Make your own free website on Tripod.com

URBANICITY.info

THOM MAYNE: AN ORIGINAL.

WELCOME TO URBANICITY
SENSING URBANITY
LISTENING FOR WORDS
VIEWING IMAGES OF MYSTERY
LOVING MUSIC
READING FOR LIVING
CELEBRATING THE MIND
TRAVELING TO EXPLORE
SEARCHING THE FUTURE
MAKING A DIFFERENCE

thommayneschool.jpg

Thom Mayne, the 2005 Pritzker Prize Architecture Laureate, is the first American to win the prize in 14 years. Head of the firm Morphosis in Santa Monica, he was startled at the news, for he's known as an outsider in his field. Mayne sees the prize as a mandate to keep agitating.

The name of his firm suggests constant change; he likes to push hard. He says "There is no singular idea of what is beautiful. I'm a problem-solver. I'm not there to agree with people, but to articulate a point of view."

Only in recent years has the idiosyncratic designer gained visibility with large-scale projects. That's not to say his work is always popular. He came out on top in the Alaska Capitol design competition, but some Juneau leaders complain that his dome looks like a boiled egg.

His first influential project was the Crawford House in Montecito, California, with redwood totems topped with skylights. Then he tackled the 1.2 million-square-foot CalTrans headquarters in Los Angeles.
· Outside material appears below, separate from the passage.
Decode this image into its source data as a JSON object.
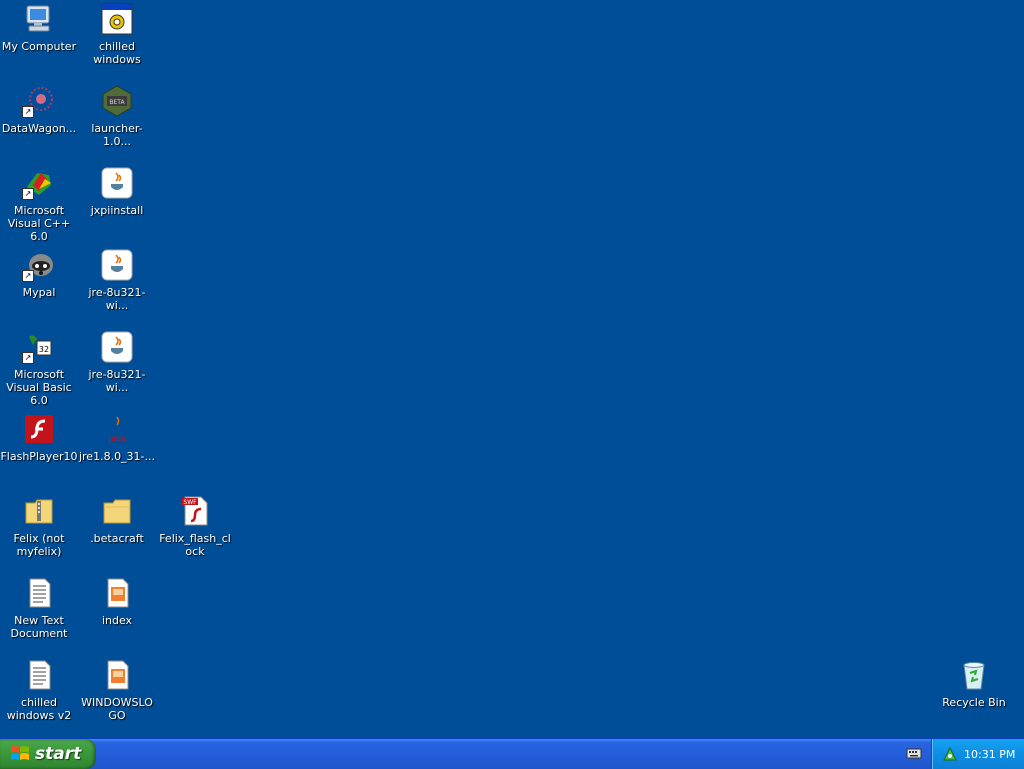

He cantilevered the upper floors and mechanized the building's perforated skin to adjust to the light throughout the day and become transparent at night.

In Manhattan's Cooper Union he crisscrossed the central atrium with sky bridges. In a New York Times review by architecture critic Nicolai Ouroussoff, Mayne was praised for his social optimism and "enthusiasm for the congestion and dynamism on with cities thrive."

Other break-through projects are the Federal Building in San Francisco and the Diamond Ranch High School in Pomona, California– where he set rows of fragmented buildings on either side of a long canyon-like sidewalk.

He's left his architectural mark in Austria, Taipei, Taiwan, and South Korea. Besides lots of residences and office buildings, he's working on the Cahill Center for Astrophysics at Cal Tech, an Olympic Village in Queens, New York, a housing project in Madrid, and, yes, there's that Alaska dome, to be completed in time for the state's 50th birthday. The busy guy also teaches at UCLA.

He got his architecture degree form USC in 1968 and began his career as an urban planner. With five other architects, he formed a new school, the Southern California Institute of Architecture (SCI-Arc), and then started up Morphosis.

The Pritzker jury said "Mayne's approach toward architecture and his philosophy is not derived from European modernism, Asian influences or even from American precedents of the last century.

"He has sought throughout his career to create an original architecture, one that is truly representative of the unique, somewhat rootless, culture of southern California, especially the architecturally rich city of Los Angeles."

The Pritzker prize comes with a $100,000 grant and a bronze medal, which Mayne received on May 31 in Chicago's Millennium Park. The ceremony took place in the Jay Pritzker Pavilion, named for the founder of the prize and designed by Frank Gehry (who won the prize in 1989). Gehry says he doesn't think of Mayne as an insurgent so much as an individual. "He's a really authentic architect. He's developed his own space and language."

Photo: Mayne's acclaimed Diamond Ranch High School.

Return to "Sensing Urbanity"

Remain curious.